"It’s okay for the students to see my own uncertainty when a lesson doesn’t cover everything I intended, even though I’d made a conscious effort to plan everything as pedagogically as possible," she says.
Unexpected side effect
The new teaching methods also resulted in an added bonus that Caroline Adolphsen had not anticipated when she introduced the new tools in the middle of a semester in 2013.
"Suddenly I had students beginning to say something in class who had never done so before," she says.
The reason was simple. Previously, none of the students knew whether they were the only one in the auditorium who was in doubt. But with polling it suddenly becomes clear that thirty or forty per cent of the students have been left behind. This means that students who are uncertain about their level of knowledge now dare to ask questions.
"This is direct feedback on my teaching. It’s not about me. I’m there so they can learn what they have to, not because they must listen to what I know," she says.
Caroline Adolphsen is less interested in whether the change in her teaching activities results in better marks for the students. For her it is more about the new law graduates understanding the laws that they must administer when they find work in various government agencies and institutions.
"I work with family and child cases. It is extremely important that the students understand the applicable legislation. This is why we test them in their legal method and how they approach an area."
For the students, marks are important. As she well knows. But the system with anonymous examinations means that she does not know what marks the individual class receives. However, she is nonetheless confident that the students get better marks now. Both because she can see this in the tests during teaching, and because the students themselves tell her about their marks.
"I believe the good marks are a result of being more open about making mistakes in my class.
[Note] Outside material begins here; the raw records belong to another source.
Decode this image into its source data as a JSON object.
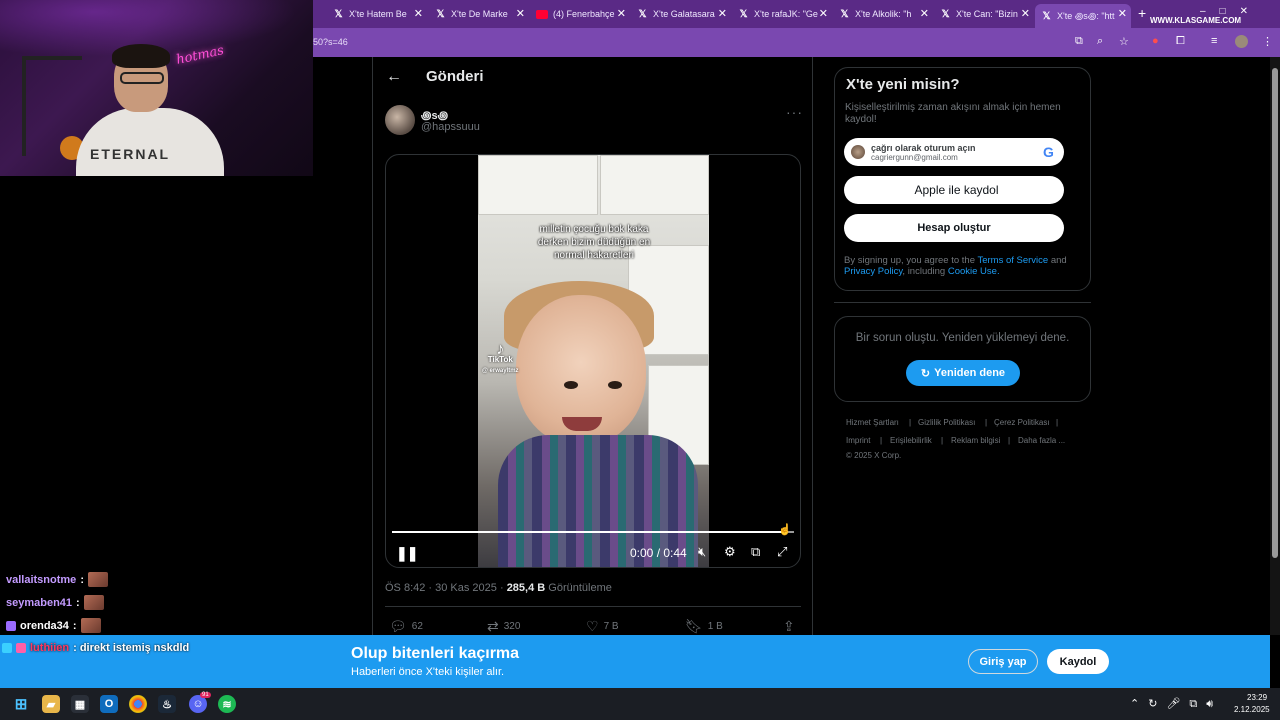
{
  "browser": {
    "tabs": [
      {
        "label": "X'te Hatem Be",
        "icon": "x-logo"
      },
      {
        "label": "X'te De Marke",
        "icon": "x-logo"
      },
      {
        "label": "(4) Fenerbahçe",
        "icon": "youtube-logo"
      },
      {
        "label": "X'te Galatasara",
        "icon": "x-logo"
      },
      {
        "label": "X'te rafaJK: \"Ge",
        "icon": "x-logo"
      },
      {
        "label": "X'te Alkolik: \"h",
        "icon": "x-logo"
      },
      {
        "label": "X'te Can: \"Bizin",
        "icon": "x-logo"
      },
      {
        "label": "X'te ꩜s꩜: \"htt",
        "icon": "x-logo",
        "active": true
      }
    ],
    "url_fragment": "50?s=46",
    "stream_watermark": "WWW.KLASGAME.COM"
  },
  "post": {
    "header_title": "Gönderi",
    "author_name": "꩜s꩜",
    "author_handle": "@hapssuuu",
    "video": {
      "caption": "milletin çocuğu bok kaka derken bizim düdüğün en normal hakaretleri",
      "watermark_app": "TikTok",
      "watermark_user": "@ erwayltmz",
      "time": "0:00 / 0:44",
      "progress": 0.97
    },
    "meta_time": "ÖS 8:42 · 30 Kas 2025 · ",
    "views_count": "285,4 B",
    "views_label": " Görüntüleme",
    "stats": {
      "replies": "62",
      "reposts": "320",
      "likes": "7 B",
      "bookmarks": "1 B"
    }
  },
  "sidebar": {
    "signup_title": "X'te yeni misin?",
    "signup_desc": "Kişiselleştirilmiş zaman akışını almak için hemen kaydol!",
    "google_name": "çağrı olarak oturum açın",
    "google_email": "cagriergunn@gmail.com",
    "apple_label": "Apple ile kaydol",
    "create_label": "Hesap oluştur",
    "terms_prefix": "By signing up, you agree to the ",
    "terms_link": "Terms of Service",
    "terms_and": " and ",
    "privacy_link": "Privacy Policy",
    "terms_including": ", including ",
    "cookie_link": "Cookie Use.",
    "error_text": "Bir sorun oluştu. Yeniden yüklemeyi dene.",
    "retry_label": "Yeniden dene",
    "footer": {
      "terms": "Hizmet Şartları",
      "privacy": "Gizlilik Politikası",
      "cookie": "Çerez Politikası",
      "imprint": "Imprint",
      "accessibility": "Erişilebilirlik",
      "ads": "Reklam bilgisi",
      "more": "Daha fazla ...",
      "copyright": "© 2025 X Corp."
    }
  },
  "chat": [
    {
      "user": "vallaitsnotme",
      "message": ":"
    },
    {
      "user": "seymaben41",
      "message": ":"
    },
    {
      "user": "orenda34",
      "message": ":"
    }
  ],
  "chat_overlay": {
    "user": "luthiien",
    "message": ": direkt istemiş nskdld"
  },
  "banner": {
    "title": "Olup bitenleri kaçırma",
    "subtitle": "Haberleri önce X'teki kişiler alır.",
    "login": "Giriş yap",
    "register": "Kaydol"
  },
  "taskbar": {
    "time": "23:29",
    "date": "2.12.2025",
    "discord_badge": "91"
  },
  "colors": {
    "accent": "#1d9bf0",
    "browser_frame": "#7a48b0",
    "background": "#000000"
  }
}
We also talk about poor marks and the difficult material, which provides the opportunity to learn it," she says.